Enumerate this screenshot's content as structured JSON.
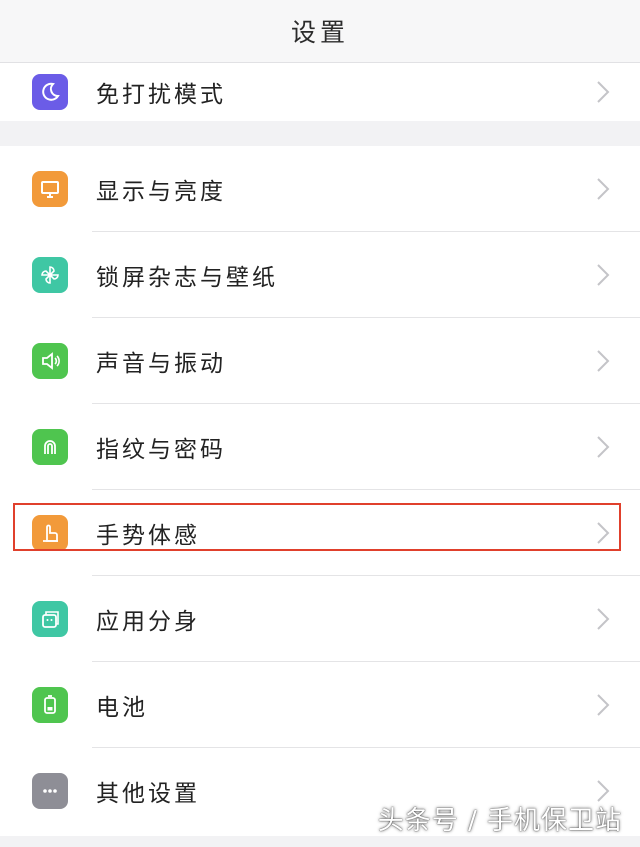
{
  "header": {
    "title": "设置"
  },
  "items": [
    {
      "label": "免打扰模式",
      "icon": "moon-icon",
      "color": "#6b5ce7"
    },
    {
      "label": "显示与亮度",
      "icon": "monitor-icon",
      "color": "#f29a3a"
    },
    {
      "label": "锁屏杂志与壁纸",
      "icon": "pinwheel-icon",
      "color": "#3fc7a4"
    },
    {
      "label": "声音与振动",
      "icon": "speaker-icon",
      "color": "#4fc54f"
    },
    {
      "label": "指纹与密码",
      "icon": "fingerprint-icon",
      "color": "#4fc54f"
    },
    {
      "label": "手势体感",
      "icon": "gesture-hand-icon",
      "color": "#f29a3a"
    },
    {
      "label": "应用分身",
      "icon": "app-clone-icon",
      "color": "#3fc7a4"
    },
    {
      "label": "电池",
      "icon": "battery-icon",
      "color": "#4fc54f"
    },
    {
      "label": "其他设置",
      "icon": "more-icon",
      "color": "#8e8e96"
    }
  ],
  "watermark": "头条号 / 手机保卫站",
  "highlight_color": "#e0402c"
}
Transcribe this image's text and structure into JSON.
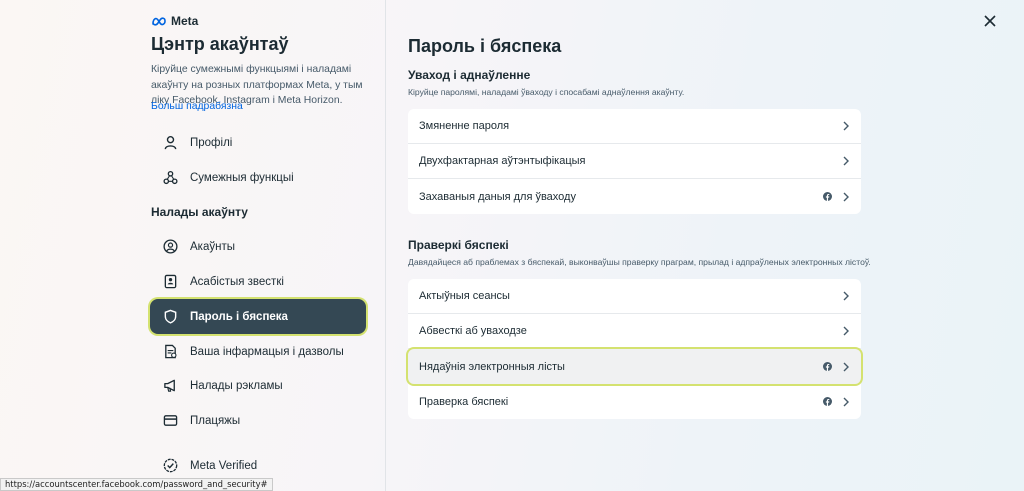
{
  "brand": {
    "logo_text": "Meta"
  },
  "sidebar": {
    "title": "Цэнтр акаўнтаў",
    "description": "Кіруйце сумежнымі функцыямі і наладамі акаўнту на розных платформах Meta, у тым ліку Facebook, Instagram і Meta Horizon.",
    "learn_more": "Больш падрабязна",
    "top_items": [
      {
        "label": "Профілі",
        "icon": "profile-icon"
      },
      {
        "label": "Сумежныя функцыі",
        "icon": "connected-features-icon"
      }
    ],
    "section_label": "Налады акаўнту",
    "settings_items": [
      {
        "label": "Акаўнты",
        "icon": "account-icon"
      },
      {
        "label": "Асабістыя звесткі",
        "icon": "personal-details-icon"
      },
      {
        "label": "Пароль і бяспека",
        "icon": "shield-icon",
        "active": true
      },
      {
        "label": "Ваша інфармацыя і дазволы",
        "icon": "info-permissions-icon"
      },
      {
        "label": "Налады рэкламы",
        "icon": "megaphone-icon"
      },
      {
        "label": "Плацяжы",
        "icon": "card-icon"
      },
      {
        "label": "Meta Verified",
        "icon": "verified-icon"
      }
    ]
  },
  "main": {
    "title": "Пароль і бяспека",
    "login_group": {
      "title": "Уваход і аднаўленне",
      "description": "Кіруйце паролямі, наладамі ўваходу і спосабамі аднаўлення акаўнту.",
      "rows": [
        {
          "label": "Змяненне пароля",
          "facebook": false
        },
        {
          "label": "Двухфактарная аўтэнтыфікацыя",
          "facebook": false
        },
        {
          "label": "Захаваныя даныя для ўваходу",
          "facebook": true
        }
      ]
    },
    "security_group": {
      "title": "Праверкі бяспекі",
      "description": "Давядайцеся аб праблемах з бяспекай, выконваўшы праверку праграм, прылад і адпраўленых электронных лістоў.",
      "rows": [
        {
          "label": "Актыўныя сеансы",
          "facebook": false
        },
        {
          "label": "Абвесткі аб уваходзе",
          "facebook": false
        },
        {
          "label": "Нядаўнія электронныя лісты",
          "facebook": true,
          "hovered": true
        },
        {
          "label": "Праверка бяспекі",
          "facebook": true
        }
      ]
    }
  },
  "status_bar": {
    "url": "https://accountscenter.facebook.com/password_and_security#"
  },
  "colors": {
    "active_bg": "#344854",
    "focus_ring": "#d4e270",
    "link": "#0064e0"
  }
}
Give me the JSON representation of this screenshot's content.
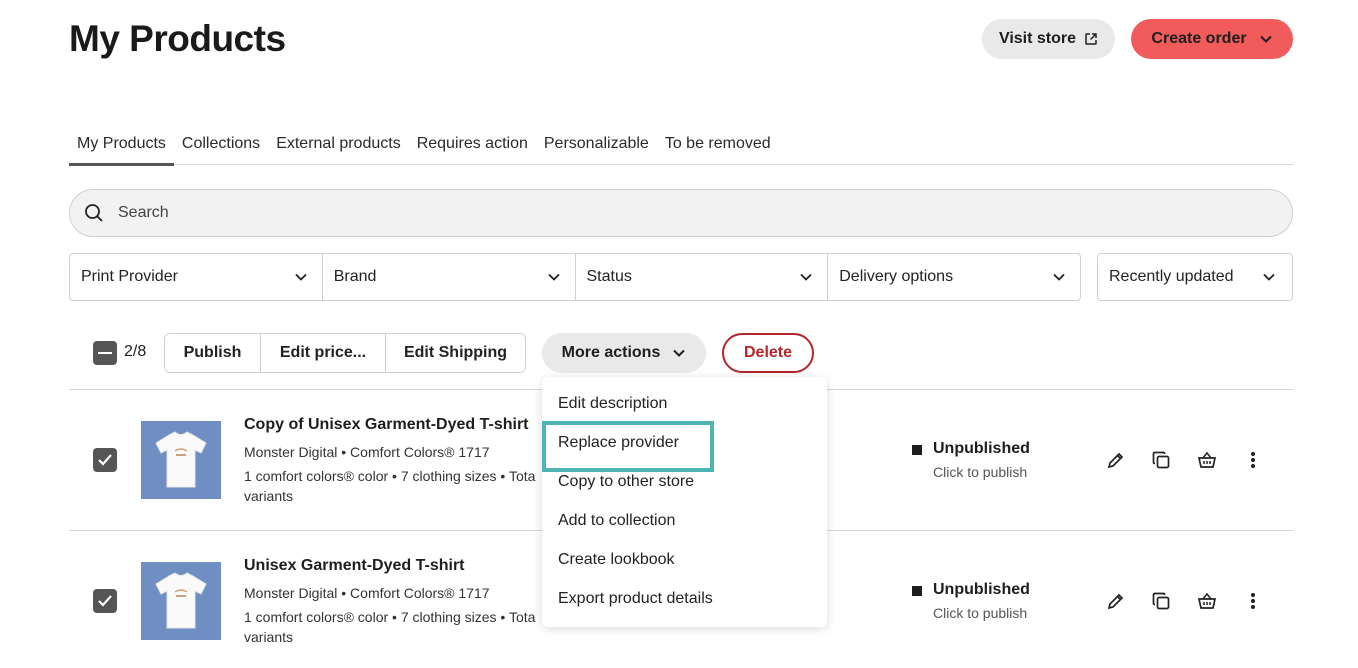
{
  "page": {
    "title": "My Products"
  },
  "header": {
    "visit_store": "Visit store",
    "create_order": "Create order"
  },
  "tabs": [
    {
      "label": "My Products",
      "active": true
    },
    {
      "label": "Collections"
    },
    {
      "label": "External products"
    },
    {
      "label": "Requires action"
    },
    {
      "label": "Personalizable"
    },
    {
      "label": "To be removed"
    }
  ],
  "search": {
    "placeholder": "Search"
  },
  "filters": {
    "print_provider": "Print Provider",
    "brand": "Brand",
    "status": "Status",
    "delivery": "Delivery options",
    "sort": "Recently updated"
  },
  "bulk": {
    "count": "2/8",
    "publish": "Publish",
    "edit_price": "Edit price...",
    "edit_shipping": "Edit Shipping",
    "more_actions": "More actions",
    "delete": "Delete"
  },
  "more_menu": [
    "Edit description",
    "Replace provider",
    "Copy to other store",
    "Add to collection",
    "Create lookbook",
    "Export product details"
  ],
  "products": [
    {
      "title": "Copy of Unisex Garment-Dyed T-shirt",
      "provider": "Monster Digital • Comfort Colors® 1717",
      "variants": "1 comfort colors® color • 7 clothing sizes • Tota",
      "variants_cont": "variants",
      "status": "Unpublished",
      "status_hint": "Click to publish"
    },
    {
      "title": "Unisex Garment-Dyed T-shirt",
      "provider": "Monster Digital • Comfort Colors® 1717",
      "variants": "1 comfort colors® color • 7 clothing sizes • Tota",
      "variants_cont": "variants",
      "status": "Unpublished",
      "status_hint": "Click to publish"
    }
  ],
  "colors": {
    "accent": "#f15b5b",
    "danger": "#b3262a",
    "focus_ring": "#4eb3b3",
    "thumb_bg": "#6f8fc2"
  },
  "icons": {
    "visit_store": "external-link-icon",
    "create_order": "chevron-down-icon",
    "search": "search-icon",
    "edit": "pencil-icon",
    "duplicate": "copy-icon",
    "shop": "basket-icon",
    "more": "vertical-dots-icon"
  }
}
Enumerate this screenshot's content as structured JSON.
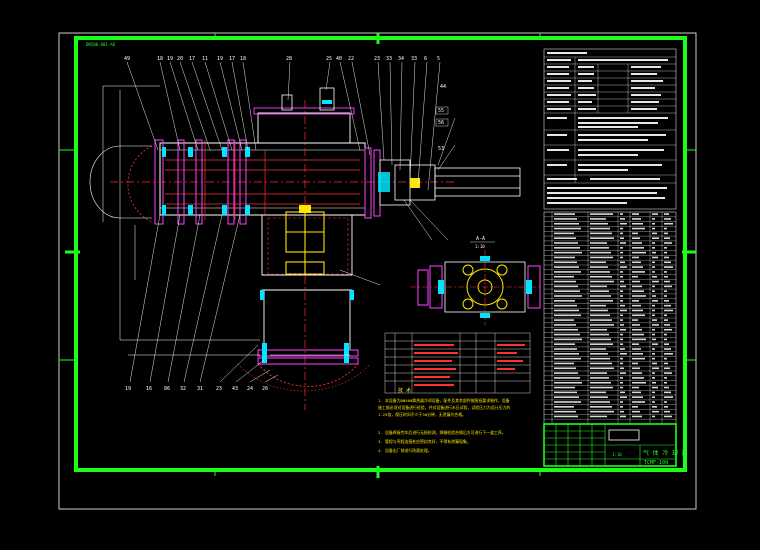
{
  "drawing": {
    "title_block": {
      "title": "气 体 冷 却 器",
      "drawing_no": "TCMF-100",
      "scale": "1:10"
    },
    "notes_heading": "技 术",
    "notes": [
      "1.  本设备为DN500换热器冷却设备，配件及其余部件按图纸要求制作，设备",
      "    施工前必须对设备进行检验，并对设备进行水压试验，试验压力为设计压力的",
      "    1.25倍，保压时间不少于30分钟，无泄漏为合格。",
      "2.  设备焊接完毕后进行无损检测，焊缝检验合格后方可进行下一道工序。",
      "3.  管程与壳程连接处应密封良好，不得有渗漏现象。",
      "4.  设备出厂前进行防腐处理。"
    ],
    "balloons_top": [
      "49",
      "18",
      "19",
      "20",
      "17",
      "11",
      "19",
      "17",
      "18",
      "28",
      "25",
      "40",
      "22",
      "23",
      "33",
      "34",
      "33",
      "6",
      "5"
    ],
    "balloons_bottom": [
      "19",
      "16",
      "86",
      "32",
      "31",
      "23",
      "43",
      "24",
      "26"
    ],
    "label_44": "44",
    "label_53": "53",
    "label_55": "55",
    "label_56": "56",
    "section_label": "A-A",
    "section_scale": "1:10",
    "frame_tag": "DN500-001-A0"
  }
}
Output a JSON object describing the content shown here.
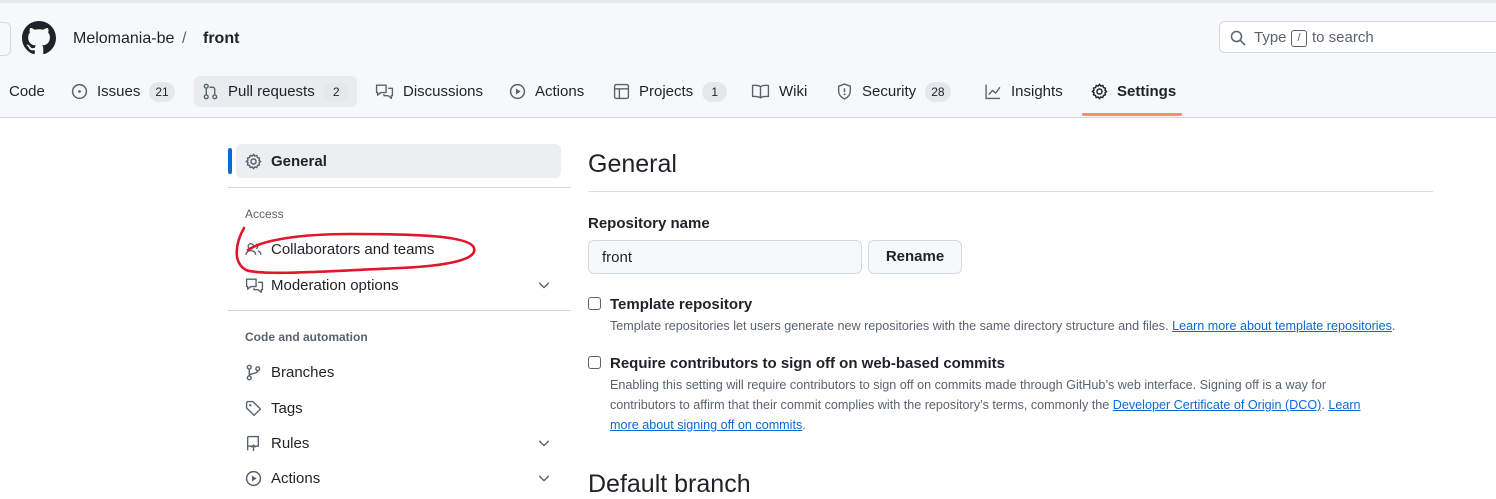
{
  "header": {
    "owner": "Melomania-be",
    "separator": "/",
    "repo": "front",
    "search_prefix": "Type",
    "search_key": "/",
    "search_suffix": "to search"
  },
  "tabs": [
    {
      "label": "Code",
      "icon": "code-icon"
    },
    {
      "label": "Issues",
      "count": "21",
      "icon": "issue-opened-icon"
    },
    {
      "label": "Pull requests",
      "count": "2",
      "icon": "git-pull-request-icon"
    },
    {
      "label": "Discussions",
      "icon": "comment-discussion-icon"
    },
    {
      "label": "Actions",
      "icon": "play-icon"
    },
    {
      "label": "Projects",
      "count": "1",
      "icon": "table-icon"
    },
    {
      "label": "Wiki",
      "icon": "book-icon"
    },
    {
      "label": "Security",
      "count": "28",
      "icon": "shield-icon"
    },
    {
      "label": "Insights",
      "icon": "graph-icon"
    },
    {
      "label": "Settings",
      "icon": "gear-icon"
    }
  ],
  "sidebar": {
    "general": "General",
    "access_heading": "Access",
    "collaborators": "Collaborators and teams",
    "moderation": "Moderation options",
    "automation_heading": "Code and automation",
    "branches": "Branches",
    "tags": "Tags",
    "rules": "Rules",
    "actions": "Actions"
  },
  "main": {
    "title": "General",
    "repo_name_label": "Repository name",
    "repo_name_value": "front",
    "rename_button": "Rename",
    "template": {
      "label": "Template repository",
      "desc": "Template repositories let users generate new repositories with the same directory structure and files.",
      "link": "Learn more about template repositories",
      "after": "."
    },
    "signoff": {
      "label": "Require contributors to sign off on web-based commits",
      "line1": "Enabling this setting will require contributors to sign off on commits made through GitHub’s web interface. Signing off is a way for",
      "line2": "contributors to affirm that their commit complies with the repository’s terms, commonly the",
      "link1": "Developer Certificate of Origin (DCO)",
      "sep": ".",
      "link2a": "Learn",
      "link2b": "more about signing off on commits",
      "after": "."
    },
    "next_section": "Default branch"
  },
  "colors": {
    "accent_underline": "#fd8c73",
    "active_bar": "#0969da",
    "link": "#0969da",
    "annotation": "#e0162b"
  }
}
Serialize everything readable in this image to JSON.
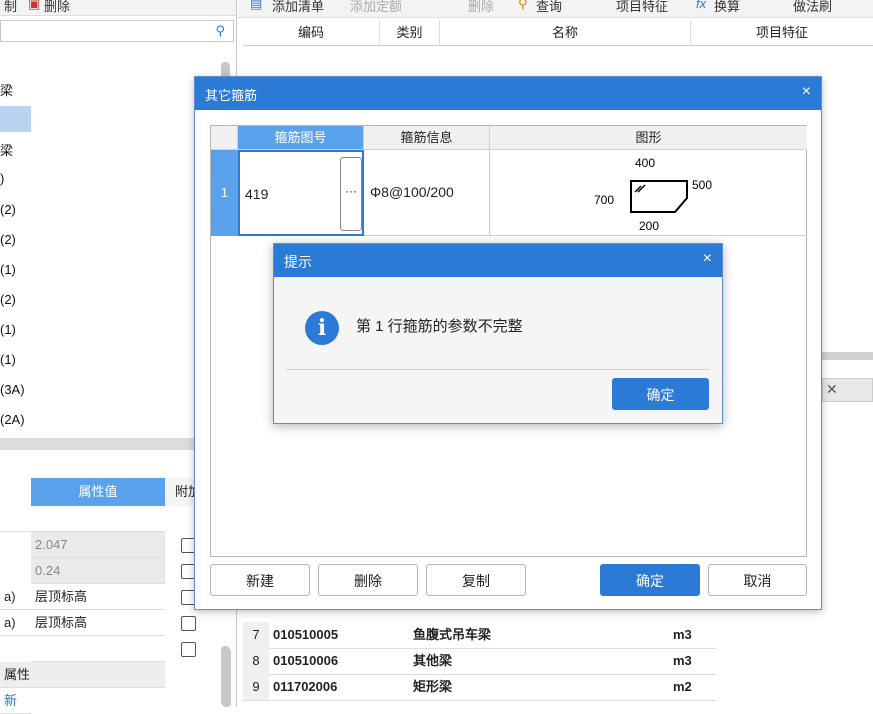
{
  "left_toolbar": {
    "items": [
      "制",
      "删除"
    ]
  },
  "left_tree": {
    "items": [
      "梁",
      "",
      "梁",
      ")",
      "(2)",
      "(2)",
      "(1)",
      "(2)",
      "(1)",
      "(1)",
      "(3A)",
      "(2A)"
    ]
  },
  "props": {
    "header_value": "属性值",
    "header_extra": "附加",
    "rows": [
      {
        "name": "",
        "value": "2.047"
      },
      {
        "name": "",
        "value": "0.24"
      },
      {
        "name": "a)",
        "value": "层顶标高"
      },
      {
        "name": "a)",
        "value": "层顶标高"
      },
      {
        "name": "",
        "value": ""
      },
      {
        "name": "属性",
        "value": ""
      },
      {
        "name": "新",
        "value": ""
      }
    ]
  },
  "right_toolbar": {
    "items": [
      "添加清单",
      "添加定额",
      "删除",
      "查询",
      "项目特征",
      "换算",
      "做法刷"
    ]
  },
  "grid": {
    "headers": [
      "编码",
      "类别",
      "名称",
      "项目特征"
    ]
  },
  "list_rows": [
    {
      "num": "7",
      "code": "010510005",
      "name": "鱼腹式吊车梁",
      "unit": "m3"
    },
    {
      "num": "8",
      "code": "010510006",
      "name": "其他梁",
      "unit": "m3"
    },
    {
      "num": "9",
      "code": "011702006",
      "name": "矩形梁",
      "unit": "m2"
    }
  ],
  "dialog": {
    "title": "其它箍筋",
    "close": "×",
    "table": {
      "headers": [
        "箍筋图号",
        "箍筋信息",
        "图形"
      ],
      "row": {
        "num": "1",
        "code": "419",
        "ellipsis": "···",
        "info": "Φ8@100/200"
      },
      "shape_labels": {
        "top": "400",
        "left": "700",
        "right": "500",
        "bottom": "200"
      }
    },
    "buttons": {
      "new": "新建",
      "delete": "删除",
      "copy": "复制",
      "ok": "确定",
      "cancel": "取消"
    }
  },
  "message": {
    "title": "提示",
    "close": "×",
    "icon": "info-icon",
    "text": "第 1 行箍筋的参数不完整",
    "ok": "确定"
  },
  "colors": {
    "accent": "#2a7ad6",
    "header_active": "#5aa2ec"
  }
}
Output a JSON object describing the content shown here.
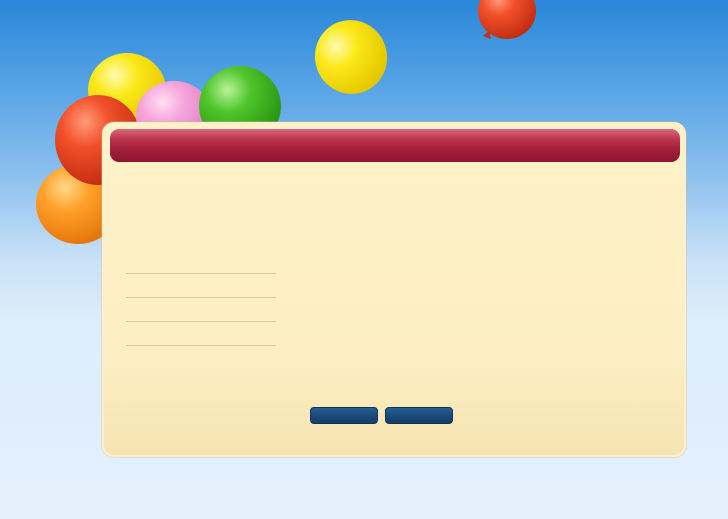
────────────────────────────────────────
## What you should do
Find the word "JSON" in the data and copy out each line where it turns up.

## Exercise solution
Enumerate this screenshot's content as structured JSON.
Transcribe this image's text and structure into JSON.
Give me the JSON representation of this screenshot's content.
Enumerate this screenshot's content as structured JSON.
Output a JSON object describing the content shown here.
Serialize everything readable in this image to JSON.
Output a JSON object describing the content shown here.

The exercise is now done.